Prof. Tran Van Tho, a former lecturer at Japan’s Waseda University suggested several measures for Vietnam to achieve sustainable economic development in the next period in an interview recently granted to a Vietnam News Agency reporter in Tokyo.

Tho, who is also a member of the Prime Minister’s economic advisory group, said the past five years could be said to be the best period during Vietnam’s 35-year Doi Moi (renewal) cause.

He cited an average growth of nearly 7 percent each year, along with stable macro-economic indicators such as inflation, public debt and unemployment rate.

Last year alone, Vietnam still posted a positive growth while others reported negative economic expansion amid the COVID-19 pandemic.

According to the scholar, Vietnam’s most impressive achievement was in external economy with rapid export growth. The country has become the second largest exporter in ASEAN, leading to improved trade balance.

Regarding the 13th National Party Congress, Tho stressed that as Vietnam is going to enter a new development period with major changes in growth quality, social resources should be further tapped to meet development requirements.

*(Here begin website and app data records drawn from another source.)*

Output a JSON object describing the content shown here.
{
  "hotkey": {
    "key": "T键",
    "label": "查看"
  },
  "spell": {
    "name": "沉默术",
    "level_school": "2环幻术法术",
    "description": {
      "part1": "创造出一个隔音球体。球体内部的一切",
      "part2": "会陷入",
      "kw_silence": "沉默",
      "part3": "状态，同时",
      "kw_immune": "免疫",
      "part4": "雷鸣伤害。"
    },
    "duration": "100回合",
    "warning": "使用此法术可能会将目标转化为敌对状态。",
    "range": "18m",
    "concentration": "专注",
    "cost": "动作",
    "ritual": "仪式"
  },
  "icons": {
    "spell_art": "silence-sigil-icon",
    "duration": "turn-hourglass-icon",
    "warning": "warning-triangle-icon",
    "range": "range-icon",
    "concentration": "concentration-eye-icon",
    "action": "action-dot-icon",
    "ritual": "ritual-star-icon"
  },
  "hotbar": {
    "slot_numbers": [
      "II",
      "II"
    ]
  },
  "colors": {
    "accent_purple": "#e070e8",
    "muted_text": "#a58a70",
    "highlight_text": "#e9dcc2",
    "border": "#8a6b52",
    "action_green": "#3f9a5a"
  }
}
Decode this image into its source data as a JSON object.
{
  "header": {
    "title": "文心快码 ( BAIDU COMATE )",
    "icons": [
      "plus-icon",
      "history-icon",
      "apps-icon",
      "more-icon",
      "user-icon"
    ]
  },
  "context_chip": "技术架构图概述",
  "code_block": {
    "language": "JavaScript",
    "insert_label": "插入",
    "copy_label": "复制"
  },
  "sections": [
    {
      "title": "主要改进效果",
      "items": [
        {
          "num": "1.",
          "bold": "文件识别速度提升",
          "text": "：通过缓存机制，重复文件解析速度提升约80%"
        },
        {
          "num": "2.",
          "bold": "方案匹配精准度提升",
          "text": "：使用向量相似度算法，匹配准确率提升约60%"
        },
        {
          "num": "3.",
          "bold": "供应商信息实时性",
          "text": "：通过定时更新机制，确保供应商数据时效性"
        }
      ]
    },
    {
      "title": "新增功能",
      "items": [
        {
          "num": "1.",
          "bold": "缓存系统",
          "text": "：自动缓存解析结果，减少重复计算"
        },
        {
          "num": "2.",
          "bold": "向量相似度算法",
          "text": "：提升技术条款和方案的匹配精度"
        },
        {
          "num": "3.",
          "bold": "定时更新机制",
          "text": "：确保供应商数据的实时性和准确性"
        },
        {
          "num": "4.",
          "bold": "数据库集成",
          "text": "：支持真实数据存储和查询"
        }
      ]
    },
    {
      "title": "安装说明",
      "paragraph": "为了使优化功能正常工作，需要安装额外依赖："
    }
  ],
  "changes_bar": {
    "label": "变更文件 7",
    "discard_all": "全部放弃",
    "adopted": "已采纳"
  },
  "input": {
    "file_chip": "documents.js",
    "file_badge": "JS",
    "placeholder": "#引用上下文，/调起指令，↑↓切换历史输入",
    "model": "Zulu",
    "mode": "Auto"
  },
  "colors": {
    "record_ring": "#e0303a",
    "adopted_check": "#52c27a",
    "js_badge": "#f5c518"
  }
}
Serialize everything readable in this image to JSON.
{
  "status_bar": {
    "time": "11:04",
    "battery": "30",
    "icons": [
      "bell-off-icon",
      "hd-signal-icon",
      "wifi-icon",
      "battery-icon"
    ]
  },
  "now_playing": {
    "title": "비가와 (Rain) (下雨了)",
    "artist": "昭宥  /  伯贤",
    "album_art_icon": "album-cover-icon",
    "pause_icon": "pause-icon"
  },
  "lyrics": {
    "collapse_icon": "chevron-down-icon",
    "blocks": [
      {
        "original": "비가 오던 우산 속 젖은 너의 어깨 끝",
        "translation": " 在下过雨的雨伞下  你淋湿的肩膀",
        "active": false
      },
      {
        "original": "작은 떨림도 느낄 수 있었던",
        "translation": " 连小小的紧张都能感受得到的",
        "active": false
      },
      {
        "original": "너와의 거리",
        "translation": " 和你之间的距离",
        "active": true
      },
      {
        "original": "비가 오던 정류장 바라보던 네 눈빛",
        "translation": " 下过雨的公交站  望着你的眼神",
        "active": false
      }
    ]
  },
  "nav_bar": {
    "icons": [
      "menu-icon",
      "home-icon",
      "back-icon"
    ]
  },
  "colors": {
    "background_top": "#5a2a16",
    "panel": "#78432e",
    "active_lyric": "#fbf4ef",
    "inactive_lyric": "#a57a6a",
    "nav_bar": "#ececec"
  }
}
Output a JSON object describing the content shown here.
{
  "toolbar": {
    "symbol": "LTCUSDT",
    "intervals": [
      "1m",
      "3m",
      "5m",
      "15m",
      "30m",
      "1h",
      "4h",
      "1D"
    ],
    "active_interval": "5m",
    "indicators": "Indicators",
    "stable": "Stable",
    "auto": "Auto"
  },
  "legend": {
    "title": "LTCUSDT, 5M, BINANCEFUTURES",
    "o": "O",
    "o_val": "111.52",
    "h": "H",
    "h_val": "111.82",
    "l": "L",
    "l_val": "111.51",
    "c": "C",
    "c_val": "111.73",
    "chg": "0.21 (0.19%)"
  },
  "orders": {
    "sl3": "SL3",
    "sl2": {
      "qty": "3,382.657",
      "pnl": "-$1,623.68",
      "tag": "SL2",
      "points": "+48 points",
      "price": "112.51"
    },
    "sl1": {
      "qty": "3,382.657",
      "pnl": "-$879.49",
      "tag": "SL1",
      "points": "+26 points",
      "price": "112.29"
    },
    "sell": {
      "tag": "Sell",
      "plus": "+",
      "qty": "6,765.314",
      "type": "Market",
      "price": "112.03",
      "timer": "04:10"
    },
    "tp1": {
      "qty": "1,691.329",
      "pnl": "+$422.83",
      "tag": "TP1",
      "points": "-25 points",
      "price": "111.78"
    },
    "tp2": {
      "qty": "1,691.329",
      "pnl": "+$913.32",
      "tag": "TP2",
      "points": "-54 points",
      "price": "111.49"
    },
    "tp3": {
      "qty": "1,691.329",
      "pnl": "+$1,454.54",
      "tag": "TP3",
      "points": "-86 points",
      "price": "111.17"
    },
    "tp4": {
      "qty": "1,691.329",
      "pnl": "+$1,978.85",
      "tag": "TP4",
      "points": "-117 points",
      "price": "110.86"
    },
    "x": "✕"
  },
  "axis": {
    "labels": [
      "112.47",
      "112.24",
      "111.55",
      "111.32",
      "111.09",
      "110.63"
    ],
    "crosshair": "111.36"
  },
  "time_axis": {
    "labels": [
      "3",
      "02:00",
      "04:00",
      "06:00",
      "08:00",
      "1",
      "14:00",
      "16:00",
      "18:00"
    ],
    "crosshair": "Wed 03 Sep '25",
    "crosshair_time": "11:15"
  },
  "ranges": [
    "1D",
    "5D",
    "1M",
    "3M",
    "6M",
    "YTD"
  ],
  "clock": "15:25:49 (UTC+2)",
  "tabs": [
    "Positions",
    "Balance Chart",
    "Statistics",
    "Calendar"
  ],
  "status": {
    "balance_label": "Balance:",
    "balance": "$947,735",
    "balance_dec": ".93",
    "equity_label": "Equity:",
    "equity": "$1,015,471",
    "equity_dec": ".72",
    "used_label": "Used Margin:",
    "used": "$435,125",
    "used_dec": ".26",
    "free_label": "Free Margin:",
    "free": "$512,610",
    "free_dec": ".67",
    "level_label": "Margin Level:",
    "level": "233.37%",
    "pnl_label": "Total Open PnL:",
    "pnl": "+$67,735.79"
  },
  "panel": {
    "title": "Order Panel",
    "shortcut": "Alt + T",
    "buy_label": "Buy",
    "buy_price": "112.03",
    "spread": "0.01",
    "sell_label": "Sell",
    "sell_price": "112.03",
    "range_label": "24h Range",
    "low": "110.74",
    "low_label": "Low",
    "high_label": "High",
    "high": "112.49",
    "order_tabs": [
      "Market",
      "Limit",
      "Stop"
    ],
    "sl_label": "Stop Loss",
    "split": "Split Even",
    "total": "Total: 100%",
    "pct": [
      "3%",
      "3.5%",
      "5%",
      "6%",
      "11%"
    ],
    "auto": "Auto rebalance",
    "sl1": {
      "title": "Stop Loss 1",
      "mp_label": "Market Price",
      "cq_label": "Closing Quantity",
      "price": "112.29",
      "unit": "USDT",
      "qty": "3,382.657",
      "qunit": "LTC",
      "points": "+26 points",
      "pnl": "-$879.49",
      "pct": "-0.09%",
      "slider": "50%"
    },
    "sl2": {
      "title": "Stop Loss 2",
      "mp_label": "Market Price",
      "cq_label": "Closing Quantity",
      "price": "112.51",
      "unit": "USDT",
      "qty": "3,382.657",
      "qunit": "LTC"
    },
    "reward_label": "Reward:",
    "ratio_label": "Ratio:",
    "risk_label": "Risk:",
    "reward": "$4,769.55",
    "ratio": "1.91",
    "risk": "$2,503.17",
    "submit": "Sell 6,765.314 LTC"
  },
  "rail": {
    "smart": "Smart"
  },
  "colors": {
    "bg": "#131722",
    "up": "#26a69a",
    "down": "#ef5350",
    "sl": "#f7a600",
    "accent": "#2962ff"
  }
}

In the face of great opportunities and challenges ahead, he said Vietnam’s new leadership should catch up with the new national and global developments, and take sound policies, especially in attracting and using talents.

About sustainable economic growth goals for the next five years, Tho described restructuring and related policies as the most important, especially labour and business restructuring.

In labour, with 35 percent of the labour force still working in agriculture with low productivity, he proposed channeling labour from agriculture to industry and services through stepping up industrialization.

As for the structure of businesses, SMEs and households businesses still account for a large proportion in the economy, so there should be policies to improve capital and land market, and actively help small and medium-sized enterprises to grow in size.

The scholar also pointed to the instable structure of foreign trade. He suggested in the next five years, Vietnam should hasten industrialisation to ease its reliance on imports from China and the Republic of Korea, and diversify export markets.

He said Vietnam needs a wiser strategy in attracting foreign investment and technology. According to him, domestic enterprises should be stronger so as to be able to become partners of foreign firms, especially those working in high technology.

VNA